Pre-Script (If that’s a thing, anyway) : It’s strange how I get an idea in the middle of the night and start writing. How throughout the unending hours of daylight, volcanic thoughts entangle with the mundane colours of life and splash into nothingness. And suddenly, like meeting a stranger on a rainy Paris street, it strikes you, that you have known this person even before discovering their existence.
Similarly a quirky mélange of ideas at the devil’s hour meets me and I pull the pencil off my hair bun and just-start-writing. My thoughts aren’t processed much, they are raw and honest!
Quick downpour: Read this only if you are a willing shutterbug. Going to a photography school and learning photography are two very different realms.
“Your first 10,000 photographs are your worst.” – Henri Cartier-Bresson
Remember, a camera never clicks a picture, a visionary does. If you are still there, you need to grow beyond the auto mode.
Here’s what it is:
That picture, up there, makes me feel that I am learning. You grow as a photographer, just like you grow as a person!
So here’s what I started with, the three pillars of photography:
1) Shutter-speed: That sound your camera makes, every time you click a picture is because of the camera shutter. The camera shutter opens and closes for a set interval of time (that you decide). The amount of time your camera shutter remains open is your shutter speed.
Example: I need to freeze the movement of fluttering prayer flags/birds. Since my subject is moving fast, I need my camera to capture the movement quickly, without blurring the picture. So I choose a higher shutter speed (let’s say 1/350). Now, 1/350 would mean 350th part of a second.
On the contrary, say, there’s dark room and I want more amount of light to enter my camera to click a well exposed picture. I will set a shutter speed of 1/30. Now, that means 30th part of a second.
2) Aperture, the tricky F guy: It’s just a goddamn hole! No, don’t confuse! It’s a hole in the camera lens that allows light to enter the camera. The larger the aperture, the more light enters the camera. It is measured in “F stops”.
Example: It’s a bright sunny day in Paris, and you are out in one of those cafés. When you decide to click a picture keep the F around, say, 13, or so.

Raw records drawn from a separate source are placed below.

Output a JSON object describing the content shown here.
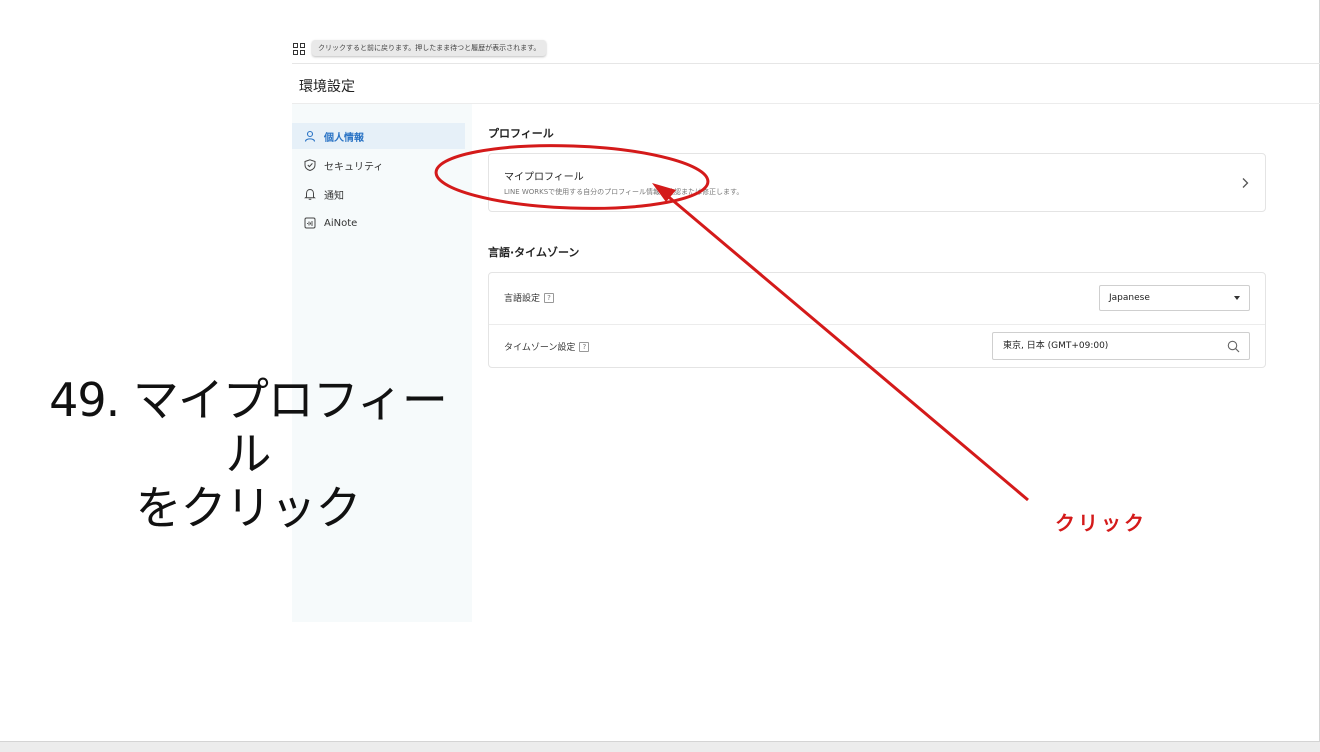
{
  "toolbar": {
    "tooltip": "クリックすると前に戻ります。押したまま待つと履歴が表示されます。"
  },
  "page": {
    "title": "環境設定"
  },
  "sidebar": {
    "items": [
      {
        "label": "個人情報",
        "icon": "person-icon",
        "active": true
      },
      {
        "label": "セキュリティ",
        "icon": "shield-icon",
        "active": false
      },
      {
        "label": "通知",
        "icon": "bell-icon",
        "active": false
      },
      {
        "label": "AiNote",
        "icon": "ainote-icon",
        "active": false
      }
    ]
  },
  "profile": {
    "section_title": "プロフィール",
    "card_title": "マイプロフィール",
    "card_desc": "LINE WORKSで使用する自分のプロフィール情報を確認または修正します。"
  },
  "language": {
    "section_title": "言語·タイムゾーン",
    "lang_label": "言語設定",
    "lang_value": "Japanese",
    "tz_label": "タイムゾーン設定",
    "tz_value": "東京, 日本 (GMT+09:00)",
    "help_mark": "?"
  },
  "annotation": {
    "caption_line1": "49. マイプロフィール",
    "caption_line2": "をクリック",
    "click_label": "クリック",
    "color": "#d41a1a"
  }
}
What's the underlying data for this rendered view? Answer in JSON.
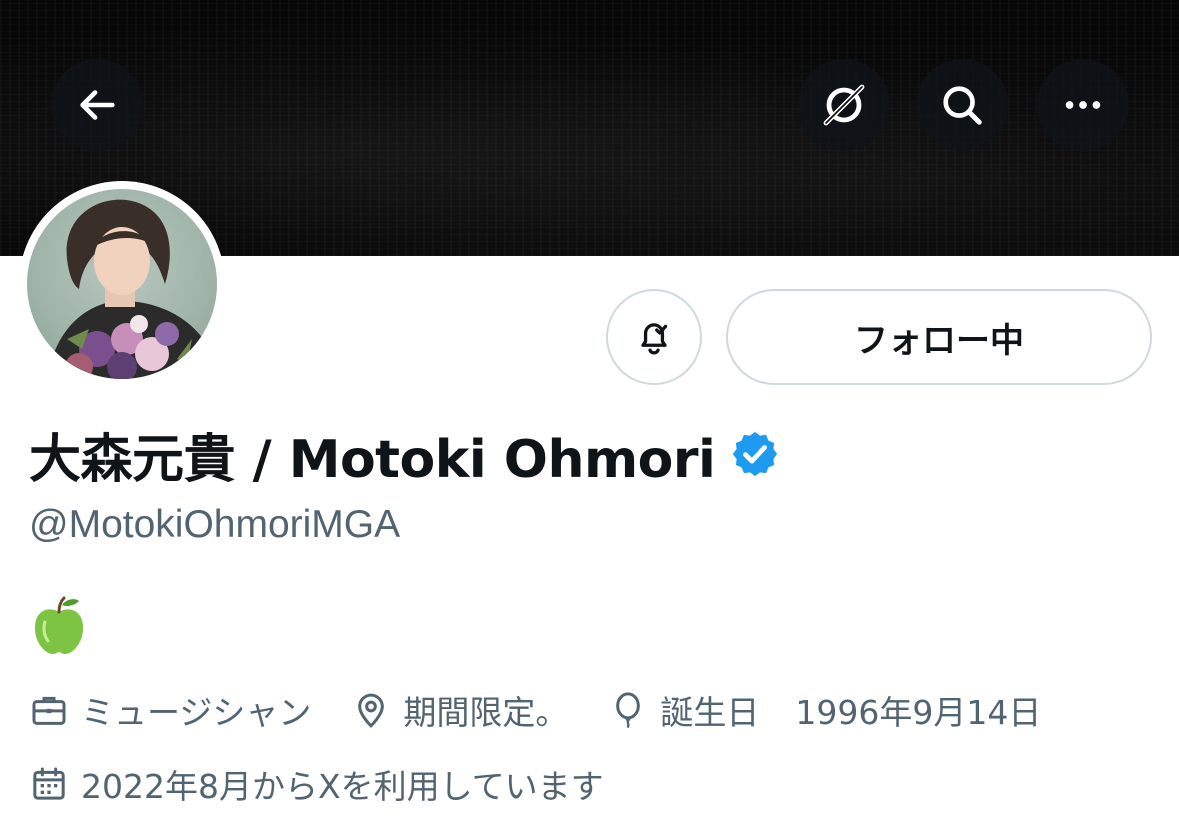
{
  "profile": {
    "display_name": "大森元貴 / Motoki Ohmori",
    "handle": "@MotokiOhmoriMGA",
    "verified": true,
    "bio_emoji": "🍏",
    "follow_button_label": "フォロー中",
    "profession": "ミュージシャン",
    "location": "期間限定。",
    "birthday_label": "誕生日",
    "birthday_value": "1996年9月14日",
    "joined": "2022年8月からXを利用しています"
  },
  "header": {
    "icons": [
      "back-arrow-icon",
      "grok-icon",
      "search-icon",
      "more-icon"
    ]
  },
  "colors": {
    "banner": "#070707",
    "verified_blue": "#1d9bf0",
    "secondary_text": "#536471",
    "primary_text": "#0f1419",
    "border": "#cfd9de"
  }
}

On the contrary, let’s say you are again in Paris, it’s raining and you are in one of those nostalgia shops with those hazy tungsten lights, keep the F around 4.5 or so
Also, if you are reading this carefully, by now you should have a question, how is F 4.5 bigger than F13. It’s like Phoebe, it works the other way around. You’ll get a hang of it!
Take a look at this, Photo Credit: Wikipedia
3) ISO: Helps create artificial light. In those dingy times, when you don’t have enough light to expose a frame, increase the ISO. But, life ain’t that easy, my friend, ISO increases the camera’s sensitivity to light. A higher ISO makes the available light more abundant to the camera. However, the higher the ISO, the grainier the picture!
Pro Tip: Composition matters! Never cut the feet or hands, be it a human subject or a monument! That’s not even amateur!
So I am saying: You’ve wasted good 10 minutes reading and understanding this, go play with your camera, only then can you understand photography!